Say your neighbor plugs her address into site like Fundrace and finds out you donated $200 to a Republican congressman, or you opened your wallet to support a group that opposes a new affordable housing development a block down the street.
Say your neighbor draws conclusions about you from the political causes you fund. Maybe you supported a group that opposes any new developments in your neighborhood, including a yeshiva. Does that make you an anti-Semite? Maybe you supported the Republican because he helped your son get bereavement leave from his military unit, but the same congressman comes out in favor of a bill targeting gay rights. Does that make you a homophobe?
As Slate's Richard L. Hasen notes, the concept of financial disclosure takes on new meaning in the era of the Internet, when information about anyone is readily accessible with a few mouse clicks.
"No longer is it necessary to trudge down to a government office to wade through disclosure reports," Hasen writes. "With a website like Fundrace, you can plug in your home address (or any address) and see to whom (and how much) your neighbors have donated in federal races."
The question is, are people less likely to donate to certain groups and causes -- especially controversial ones -- knowing that anyone can easily find that information and use it to draw conclusions?
The answer, of course, is yes.
There's a fine line between transparency in politics and the freedom to support causes without bowing to social pressure. The Supreme Court seems to understand that, with a long history of tiptoeing around the issue by supporting one side or the other in various decisions.
But the court erred when it declined to hear a case involving a group of Mississippi residents who fought small-time disclosure. The group challenged a law requiring disclosure when more than $200 is spent to support or oppose a ballot measure.
By passing on the case, the high court affirmed a previous federal appeals ruling that rejected the group's argument, saying it's not burdensome for small-time donors and groups to report which ballot measures they support with their wallets.
Americans want to know who's influencing politics at all levels. That's understandable, and it's perfectly consistent with the values of transparency that make government dealings a -- mostly -- open book to citizens.
But, like tax regulations that are easily dodged by the wealthy and their high-powered accountants, the evidence suggests that disclosure laws disproportionately impact small-time donors, not the forces funneling massive amounts of money to ballot measures and candidates.
As Hasen points out, the well-financed groups are the ones with the resources to work around disclosure laws, obscuring their donor lists by exploiting loopholes. The U.S. Chamber of Commerce, for example, hands out 94 percent of its political donations to Republican candidates, and has argued that it should not have to disclose its donor lists because that would open donors up to criticism and pressure. The chamber has spent almost $5 million in the 2016 election cycle, according to OpenSecrets.
Other well-heeled groups hide their revenue sources with the kind of expertise usually associated with corporate tax departments stashing cash in tax havens.

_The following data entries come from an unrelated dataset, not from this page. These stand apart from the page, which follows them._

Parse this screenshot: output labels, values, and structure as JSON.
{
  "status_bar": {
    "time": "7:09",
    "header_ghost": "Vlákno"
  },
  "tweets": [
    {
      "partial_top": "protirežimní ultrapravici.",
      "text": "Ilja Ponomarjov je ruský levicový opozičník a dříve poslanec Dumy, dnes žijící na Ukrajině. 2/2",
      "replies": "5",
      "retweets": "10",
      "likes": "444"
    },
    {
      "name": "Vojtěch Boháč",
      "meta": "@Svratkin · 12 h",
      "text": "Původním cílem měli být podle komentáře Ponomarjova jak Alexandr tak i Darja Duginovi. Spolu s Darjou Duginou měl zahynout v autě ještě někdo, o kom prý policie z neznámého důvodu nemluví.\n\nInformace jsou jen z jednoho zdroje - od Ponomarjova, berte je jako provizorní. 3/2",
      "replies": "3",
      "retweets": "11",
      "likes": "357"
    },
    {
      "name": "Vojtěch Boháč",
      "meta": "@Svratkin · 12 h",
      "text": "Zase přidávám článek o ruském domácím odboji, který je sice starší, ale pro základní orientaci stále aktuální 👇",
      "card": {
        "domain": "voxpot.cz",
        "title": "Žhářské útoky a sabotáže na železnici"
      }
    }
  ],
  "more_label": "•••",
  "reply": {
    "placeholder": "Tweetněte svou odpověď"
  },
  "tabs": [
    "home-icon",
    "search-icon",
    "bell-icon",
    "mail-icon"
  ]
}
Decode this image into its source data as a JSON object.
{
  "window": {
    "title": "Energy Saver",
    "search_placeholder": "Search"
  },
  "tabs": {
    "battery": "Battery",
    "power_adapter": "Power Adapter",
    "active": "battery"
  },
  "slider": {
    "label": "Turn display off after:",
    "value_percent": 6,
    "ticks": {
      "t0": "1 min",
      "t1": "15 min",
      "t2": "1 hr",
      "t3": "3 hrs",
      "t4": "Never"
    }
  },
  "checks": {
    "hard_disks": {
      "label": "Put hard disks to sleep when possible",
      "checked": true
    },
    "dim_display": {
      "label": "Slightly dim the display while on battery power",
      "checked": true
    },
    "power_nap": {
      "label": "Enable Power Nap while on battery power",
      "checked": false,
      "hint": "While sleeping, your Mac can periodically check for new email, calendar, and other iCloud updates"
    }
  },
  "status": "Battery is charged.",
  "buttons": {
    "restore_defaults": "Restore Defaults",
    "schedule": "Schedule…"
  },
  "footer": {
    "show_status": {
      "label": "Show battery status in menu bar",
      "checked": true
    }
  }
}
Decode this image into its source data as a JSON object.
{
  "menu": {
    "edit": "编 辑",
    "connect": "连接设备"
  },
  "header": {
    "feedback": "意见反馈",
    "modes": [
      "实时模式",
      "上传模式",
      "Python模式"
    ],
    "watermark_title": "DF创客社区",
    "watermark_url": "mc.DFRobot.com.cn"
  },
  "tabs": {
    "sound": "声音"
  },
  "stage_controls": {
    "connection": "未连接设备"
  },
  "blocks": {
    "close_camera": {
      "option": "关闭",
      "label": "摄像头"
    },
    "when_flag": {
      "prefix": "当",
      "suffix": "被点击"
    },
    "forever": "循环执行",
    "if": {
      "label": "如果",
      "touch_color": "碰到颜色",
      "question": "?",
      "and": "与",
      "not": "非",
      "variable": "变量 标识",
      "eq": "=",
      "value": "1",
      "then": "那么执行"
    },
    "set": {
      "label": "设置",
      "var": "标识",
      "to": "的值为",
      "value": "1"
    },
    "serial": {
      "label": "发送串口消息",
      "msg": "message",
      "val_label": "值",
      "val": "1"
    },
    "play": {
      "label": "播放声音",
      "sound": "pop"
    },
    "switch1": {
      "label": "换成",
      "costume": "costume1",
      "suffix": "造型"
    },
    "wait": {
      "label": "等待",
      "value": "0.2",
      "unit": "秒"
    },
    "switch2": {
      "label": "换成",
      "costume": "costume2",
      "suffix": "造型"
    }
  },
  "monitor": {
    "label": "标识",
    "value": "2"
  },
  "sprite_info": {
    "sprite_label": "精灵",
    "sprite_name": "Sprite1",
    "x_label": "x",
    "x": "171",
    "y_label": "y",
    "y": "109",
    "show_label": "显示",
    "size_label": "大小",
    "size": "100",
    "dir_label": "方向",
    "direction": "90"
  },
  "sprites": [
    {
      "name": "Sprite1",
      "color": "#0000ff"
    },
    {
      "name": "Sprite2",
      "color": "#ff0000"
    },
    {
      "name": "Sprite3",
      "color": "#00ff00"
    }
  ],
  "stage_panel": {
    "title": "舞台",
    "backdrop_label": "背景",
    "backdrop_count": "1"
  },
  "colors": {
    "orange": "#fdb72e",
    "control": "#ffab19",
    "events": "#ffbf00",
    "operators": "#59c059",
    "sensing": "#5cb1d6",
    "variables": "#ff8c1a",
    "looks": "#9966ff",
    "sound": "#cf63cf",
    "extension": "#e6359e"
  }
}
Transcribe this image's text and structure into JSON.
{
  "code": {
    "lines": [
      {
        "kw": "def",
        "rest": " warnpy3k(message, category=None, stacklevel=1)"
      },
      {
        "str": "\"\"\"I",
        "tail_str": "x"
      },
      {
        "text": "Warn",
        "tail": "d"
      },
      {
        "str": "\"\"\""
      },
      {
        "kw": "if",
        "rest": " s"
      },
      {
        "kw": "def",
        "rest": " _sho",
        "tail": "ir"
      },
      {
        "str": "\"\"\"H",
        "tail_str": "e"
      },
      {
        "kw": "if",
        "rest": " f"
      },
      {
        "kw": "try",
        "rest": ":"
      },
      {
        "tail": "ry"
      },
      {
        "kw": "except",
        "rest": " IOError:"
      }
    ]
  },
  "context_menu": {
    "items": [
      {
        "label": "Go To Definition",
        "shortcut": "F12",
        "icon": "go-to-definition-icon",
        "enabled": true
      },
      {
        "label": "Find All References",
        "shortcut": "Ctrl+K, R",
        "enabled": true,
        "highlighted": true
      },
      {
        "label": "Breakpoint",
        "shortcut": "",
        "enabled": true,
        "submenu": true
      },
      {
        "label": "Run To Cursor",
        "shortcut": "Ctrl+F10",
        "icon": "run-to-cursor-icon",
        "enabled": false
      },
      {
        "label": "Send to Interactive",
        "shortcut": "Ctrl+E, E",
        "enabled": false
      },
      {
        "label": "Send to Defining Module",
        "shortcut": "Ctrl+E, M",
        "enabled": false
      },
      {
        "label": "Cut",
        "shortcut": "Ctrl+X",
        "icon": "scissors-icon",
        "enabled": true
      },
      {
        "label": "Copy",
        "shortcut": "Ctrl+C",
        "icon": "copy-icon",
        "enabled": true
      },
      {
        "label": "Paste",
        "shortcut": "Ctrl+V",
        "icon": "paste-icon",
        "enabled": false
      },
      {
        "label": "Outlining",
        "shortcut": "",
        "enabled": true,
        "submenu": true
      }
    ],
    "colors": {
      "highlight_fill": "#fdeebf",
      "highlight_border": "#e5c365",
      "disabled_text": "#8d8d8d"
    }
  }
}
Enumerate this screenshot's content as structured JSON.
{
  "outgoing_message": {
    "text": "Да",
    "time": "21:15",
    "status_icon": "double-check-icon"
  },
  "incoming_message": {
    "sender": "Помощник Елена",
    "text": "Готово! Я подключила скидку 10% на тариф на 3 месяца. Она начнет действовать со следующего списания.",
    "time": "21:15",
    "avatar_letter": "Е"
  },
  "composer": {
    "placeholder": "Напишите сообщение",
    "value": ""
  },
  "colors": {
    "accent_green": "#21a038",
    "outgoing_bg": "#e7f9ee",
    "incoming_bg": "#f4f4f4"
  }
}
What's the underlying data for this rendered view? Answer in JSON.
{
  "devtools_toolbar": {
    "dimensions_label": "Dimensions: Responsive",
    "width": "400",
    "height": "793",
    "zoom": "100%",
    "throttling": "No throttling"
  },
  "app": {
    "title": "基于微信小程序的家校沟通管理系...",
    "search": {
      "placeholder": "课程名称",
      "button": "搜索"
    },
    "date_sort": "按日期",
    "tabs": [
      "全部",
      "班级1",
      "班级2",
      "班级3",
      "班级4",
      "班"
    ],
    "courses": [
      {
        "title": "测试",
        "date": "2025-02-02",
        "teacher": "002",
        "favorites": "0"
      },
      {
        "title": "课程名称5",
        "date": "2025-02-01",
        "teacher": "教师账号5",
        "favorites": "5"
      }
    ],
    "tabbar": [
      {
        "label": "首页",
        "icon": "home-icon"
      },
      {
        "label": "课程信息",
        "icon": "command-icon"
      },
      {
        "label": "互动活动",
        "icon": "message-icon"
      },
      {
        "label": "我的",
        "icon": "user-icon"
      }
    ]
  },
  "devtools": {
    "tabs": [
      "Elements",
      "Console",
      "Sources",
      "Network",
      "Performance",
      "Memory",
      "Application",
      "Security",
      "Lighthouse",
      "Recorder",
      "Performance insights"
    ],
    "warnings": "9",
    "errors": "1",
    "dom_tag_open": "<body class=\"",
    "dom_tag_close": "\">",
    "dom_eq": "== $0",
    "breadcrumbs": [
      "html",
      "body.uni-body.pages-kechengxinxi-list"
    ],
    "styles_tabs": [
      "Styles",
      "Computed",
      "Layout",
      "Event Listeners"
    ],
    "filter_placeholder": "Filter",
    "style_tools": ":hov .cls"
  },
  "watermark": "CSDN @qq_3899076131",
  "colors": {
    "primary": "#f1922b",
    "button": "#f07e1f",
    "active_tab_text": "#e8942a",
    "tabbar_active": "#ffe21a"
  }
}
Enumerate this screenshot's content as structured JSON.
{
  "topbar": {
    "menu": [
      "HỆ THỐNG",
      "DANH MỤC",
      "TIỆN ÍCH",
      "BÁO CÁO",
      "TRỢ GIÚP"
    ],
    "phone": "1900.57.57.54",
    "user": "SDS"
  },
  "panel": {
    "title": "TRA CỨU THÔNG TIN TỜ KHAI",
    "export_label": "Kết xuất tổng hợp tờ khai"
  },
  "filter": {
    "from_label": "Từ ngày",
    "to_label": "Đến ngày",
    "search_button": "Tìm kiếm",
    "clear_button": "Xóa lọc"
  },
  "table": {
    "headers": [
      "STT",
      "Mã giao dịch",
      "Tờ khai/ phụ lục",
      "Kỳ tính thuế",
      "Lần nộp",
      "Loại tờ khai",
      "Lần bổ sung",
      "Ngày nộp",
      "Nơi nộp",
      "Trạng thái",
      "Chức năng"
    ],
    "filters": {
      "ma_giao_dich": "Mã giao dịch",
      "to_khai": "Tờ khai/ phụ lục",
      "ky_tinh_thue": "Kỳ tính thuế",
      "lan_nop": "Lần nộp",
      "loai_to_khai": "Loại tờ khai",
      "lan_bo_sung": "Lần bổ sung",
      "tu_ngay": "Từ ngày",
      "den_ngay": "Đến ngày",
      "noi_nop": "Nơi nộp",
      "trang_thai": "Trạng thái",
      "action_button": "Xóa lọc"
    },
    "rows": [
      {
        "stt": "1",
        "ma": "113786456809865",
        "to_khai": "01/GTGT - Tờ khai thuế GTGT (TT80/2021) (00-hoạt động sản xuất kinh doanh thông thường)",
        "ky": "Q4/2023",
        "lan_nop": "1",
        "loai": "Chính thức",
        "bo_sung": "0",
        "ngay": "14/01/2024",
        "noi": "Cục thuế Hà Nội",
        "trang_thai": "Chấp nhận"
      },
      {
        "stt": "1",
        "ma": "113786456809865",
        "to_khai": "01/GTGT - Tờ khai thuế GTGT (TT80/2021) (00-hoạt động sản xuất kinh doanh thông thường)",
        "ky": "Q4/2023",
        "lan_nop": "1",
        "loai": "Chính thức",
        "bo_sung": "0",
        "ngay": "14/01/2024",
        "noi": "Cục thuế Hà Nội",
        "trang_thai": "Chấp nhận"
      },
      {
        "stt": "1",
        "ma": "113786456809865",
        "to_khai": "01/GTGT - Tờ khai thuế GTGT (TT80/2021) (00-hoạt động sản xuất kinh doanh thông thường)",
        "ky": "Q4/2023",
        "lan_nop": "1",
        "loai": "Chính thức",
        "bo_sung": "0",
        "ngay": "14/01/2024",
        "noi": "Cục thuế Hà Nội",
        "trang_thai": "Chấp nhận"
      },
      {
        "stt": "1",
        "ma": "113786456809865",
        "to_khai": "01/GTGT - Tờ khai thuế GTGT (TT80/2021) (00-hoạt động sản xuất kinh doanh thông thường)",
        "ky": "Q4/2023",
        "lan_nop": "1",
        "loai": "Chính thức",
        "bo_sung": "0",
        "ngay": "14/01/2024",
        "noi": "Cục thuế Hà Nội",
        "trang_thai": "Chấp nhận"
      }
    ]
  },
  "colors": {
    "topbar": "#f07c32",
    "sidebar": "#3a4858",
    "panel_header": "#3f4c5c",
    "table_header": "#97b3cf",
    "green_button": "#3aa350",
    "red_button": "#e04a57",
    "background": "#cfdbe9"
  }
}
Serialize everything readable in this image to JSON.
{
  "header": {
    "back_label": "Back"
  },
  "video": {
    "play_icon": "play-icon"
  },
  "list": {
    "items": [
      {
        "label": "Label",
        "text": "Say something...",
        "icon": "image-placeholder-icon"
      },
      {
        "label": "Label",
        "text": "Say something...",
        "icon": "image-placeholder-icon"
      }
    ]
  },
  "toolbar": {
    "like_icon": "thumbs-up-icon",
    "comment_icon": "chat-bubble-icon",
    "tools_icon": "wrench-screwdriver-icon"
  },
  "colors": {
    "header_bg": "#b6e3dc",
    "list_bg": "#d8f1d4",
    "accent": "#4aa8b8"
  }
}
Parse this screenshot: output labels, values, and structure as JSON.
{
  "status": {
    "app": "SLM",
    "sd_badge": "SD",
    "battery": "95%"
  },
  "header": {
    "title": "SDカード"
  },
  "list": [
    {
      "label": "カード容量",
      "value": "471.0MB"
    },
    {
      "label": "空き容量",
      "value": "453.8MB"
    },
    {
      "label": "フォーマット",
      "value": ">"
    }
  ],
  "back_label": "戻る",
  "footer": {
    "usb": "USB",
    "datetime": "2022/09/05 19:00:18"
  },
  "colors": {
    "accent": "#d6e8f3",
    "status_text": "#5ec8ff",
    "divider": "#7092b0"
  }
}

"The disclosure chase has become a kind of Whac-A-Mole where groups that want to avoid disclosure choose different organizational forms in the tax code to hide donors," Hasen writes.
So if the little guy has to disclose who he supports, but massive organizations that accept donations from foreign organizations don't, how does that protect the integrity of the election process? Who has more of an impact on a race, the local teacher or union rep who donates a few bucks to his state senator, or the organization dumping millions into campaign war chests?
Transparency is fundamental to American politics, and it's what separates the U.S. political system from those of other countries, where there may not be any laws requiring disclosure. The American system isn't perfect, but it's the best we've got.
Still, if the Supreme Court wants to do right by the people, it should start with a hard look at big money donors, and whether current disclosure laws achieve the desired effect in the Internet era. If it takes a few seconds to pull up a neighbor's political contributions, but the political influence of large organizations is obscured with cheap tricks and loopholes, something's deeply wrong with the current system, and the court owes it to the American people to help fix it.